- Omar Waheed
The Cure by Arabia Parkey
Meant to provoke thought on how Black folx have historically been subject to medical testing and organ harvesting or how Black innovation has historically been stolen, based on the viewers interpretation, Arabia Parkey’s “The Cure'' aims to express the realities of the Black experience.
“As an activist striving for change within the Black community, art is a tool for achieving the bigger picture of Black liberation,” Parkey said. “Through art, journalistic work, and activism, I aim to uplift Black voices, and amplify the historically voiceless.”
A common theme in Parkey’s work, expressing the Black experience and activism holds central themes to all Parkey’s work.
With a missing half of the top of the woman’s head, the waters in the head are made to represent knowledge as the syringe titularly named “The Cure” slowly saps away at Black wisdom and knowledge. In the other spectrum of interpretation, the syringe could be seen as injecting the mind and essentially “polluting the waters” of Black minds.
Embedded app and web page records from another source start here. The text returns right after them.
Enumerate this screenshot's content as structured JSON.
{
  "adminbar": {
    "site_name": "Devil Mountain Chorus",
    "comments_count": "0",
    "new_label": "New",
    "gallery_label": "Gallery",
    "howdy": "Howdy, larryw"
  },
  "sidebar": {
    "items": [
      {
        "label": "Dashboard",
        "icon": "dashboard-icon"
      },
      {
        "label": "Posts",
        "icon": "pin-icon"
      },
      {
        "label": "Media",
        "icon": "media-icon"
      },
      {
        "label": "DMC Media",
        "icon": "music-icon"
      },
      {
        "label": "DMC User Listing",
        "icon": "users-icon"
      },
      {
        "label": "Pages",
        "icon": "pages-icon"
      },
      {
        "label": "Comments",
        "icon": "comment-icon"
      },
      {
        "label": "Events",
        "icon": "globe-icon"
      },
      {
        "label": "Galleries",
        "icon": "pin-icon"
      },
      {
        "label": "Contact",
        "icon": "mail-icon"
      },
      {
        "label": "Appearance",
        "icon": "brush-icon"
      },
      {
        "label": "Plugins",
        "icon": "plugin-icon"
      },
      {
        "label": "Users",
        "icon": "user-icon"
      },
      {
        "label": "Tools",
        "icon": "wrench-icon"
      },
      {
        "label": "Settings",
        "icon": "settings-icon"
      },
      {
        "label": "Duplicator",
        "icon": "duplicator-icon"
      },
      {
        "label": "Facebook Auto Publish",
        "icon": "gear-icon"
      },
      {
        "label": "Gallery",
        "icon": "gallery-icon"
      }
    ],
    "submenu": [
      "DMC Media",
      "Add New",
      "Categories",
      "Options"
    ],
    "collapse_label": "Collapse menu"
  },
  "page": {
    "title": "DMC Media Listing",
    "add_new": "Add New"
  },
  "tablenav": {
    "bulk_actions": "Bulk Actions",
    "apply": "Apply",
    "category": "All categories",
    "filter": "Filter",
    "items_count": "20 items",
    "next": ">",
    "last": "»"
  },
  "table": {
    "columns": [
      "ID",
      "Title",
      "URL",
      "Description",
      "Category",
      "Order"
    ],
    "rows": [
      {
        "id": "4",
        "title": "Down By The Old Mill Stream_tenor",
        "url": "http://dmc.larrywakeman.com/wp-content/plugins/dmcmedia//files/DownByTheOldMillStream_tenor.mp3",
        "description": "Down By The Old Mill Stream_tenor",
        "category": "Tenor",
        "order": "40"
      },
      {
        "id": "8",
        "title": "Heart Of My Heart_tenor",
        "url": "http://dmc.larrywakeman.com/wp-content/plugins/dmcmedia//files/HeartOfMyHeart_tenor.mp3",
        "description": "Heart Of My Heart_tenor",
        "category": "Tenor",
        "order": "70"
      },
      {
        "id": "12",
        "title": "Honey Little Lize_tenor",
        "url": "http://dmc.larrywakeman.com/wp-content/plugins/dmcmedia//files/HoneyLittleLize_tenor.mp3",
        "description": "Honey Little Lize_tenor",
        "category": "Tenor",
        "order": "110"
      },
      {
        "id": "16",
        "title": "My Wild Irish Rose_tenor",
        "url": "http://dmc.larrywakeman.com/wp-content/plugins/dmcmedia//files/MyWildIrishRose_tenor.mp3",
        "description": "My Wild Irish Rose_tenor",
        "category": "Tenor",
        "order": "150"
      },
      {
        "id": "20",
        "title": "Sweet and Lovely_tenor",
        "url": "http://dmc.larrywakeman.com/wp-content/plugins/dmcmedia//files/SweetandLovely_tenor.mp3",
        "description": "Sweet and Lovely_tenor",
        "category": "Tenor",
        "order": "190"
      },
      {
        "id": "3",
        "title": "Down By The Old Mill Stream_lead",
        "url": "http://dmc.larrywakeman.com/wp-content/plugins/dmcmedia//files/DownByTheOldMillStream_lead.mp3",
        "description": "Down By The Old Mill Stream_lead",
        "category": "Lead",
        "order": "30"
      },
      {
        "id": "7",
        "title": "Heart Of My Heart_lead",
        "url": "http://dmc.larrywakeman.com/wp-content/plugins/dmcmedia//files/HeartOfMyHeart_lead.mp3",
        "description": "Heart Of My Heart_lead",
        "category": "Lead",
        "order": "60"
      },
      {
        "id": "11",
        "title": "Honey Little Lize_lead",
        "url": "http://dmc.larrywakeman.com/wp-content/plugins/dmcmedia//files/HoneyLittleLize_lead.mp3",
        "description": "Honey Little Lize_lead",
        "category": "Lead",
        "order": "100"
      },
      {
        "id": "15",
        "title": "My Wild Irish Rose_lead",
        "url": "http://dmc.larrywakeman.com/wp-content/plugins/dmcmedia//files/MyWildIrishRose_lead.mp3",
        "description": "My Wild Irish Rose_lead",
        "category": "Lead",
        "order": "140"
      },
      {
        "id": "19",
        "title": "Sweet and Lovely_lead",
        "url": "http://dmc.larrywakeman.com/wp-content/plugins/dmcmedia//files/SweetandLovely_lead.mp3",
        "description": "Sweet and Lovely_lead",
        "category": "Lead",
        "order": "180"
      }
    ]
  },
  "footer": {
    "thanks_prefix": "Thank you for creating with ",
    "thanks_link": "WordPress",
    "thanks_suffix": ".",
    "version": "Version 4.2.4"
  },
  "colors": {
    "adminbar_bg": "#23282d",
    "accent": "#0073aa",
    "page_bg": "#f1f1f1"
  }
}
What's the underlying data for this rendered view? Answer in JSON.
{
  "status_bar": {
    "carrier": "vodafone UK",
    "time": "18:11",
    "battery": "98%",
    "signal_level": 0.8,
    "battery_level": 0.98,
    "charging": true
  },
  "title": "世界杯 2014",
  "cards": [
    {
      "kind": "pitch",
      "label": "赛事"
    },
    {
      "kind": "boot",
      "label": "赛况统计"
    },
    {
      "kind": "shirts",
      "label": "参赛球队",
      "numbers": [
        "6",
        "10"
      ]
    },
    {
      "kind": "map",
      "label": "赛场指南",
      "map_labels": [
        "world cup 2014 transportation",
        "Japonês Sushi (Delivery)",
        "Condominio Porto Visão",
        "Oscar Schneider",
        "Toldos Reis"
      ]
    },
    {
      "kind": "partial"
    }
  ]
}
Another aspect of the piece, the floating eyes in the background to increase the unnerving sense of the piece, something Parkey wanted to get across in the piece as a whole. The eyes themselves are supposed to be aimed at the viewer, seemingly saying “you’re next.”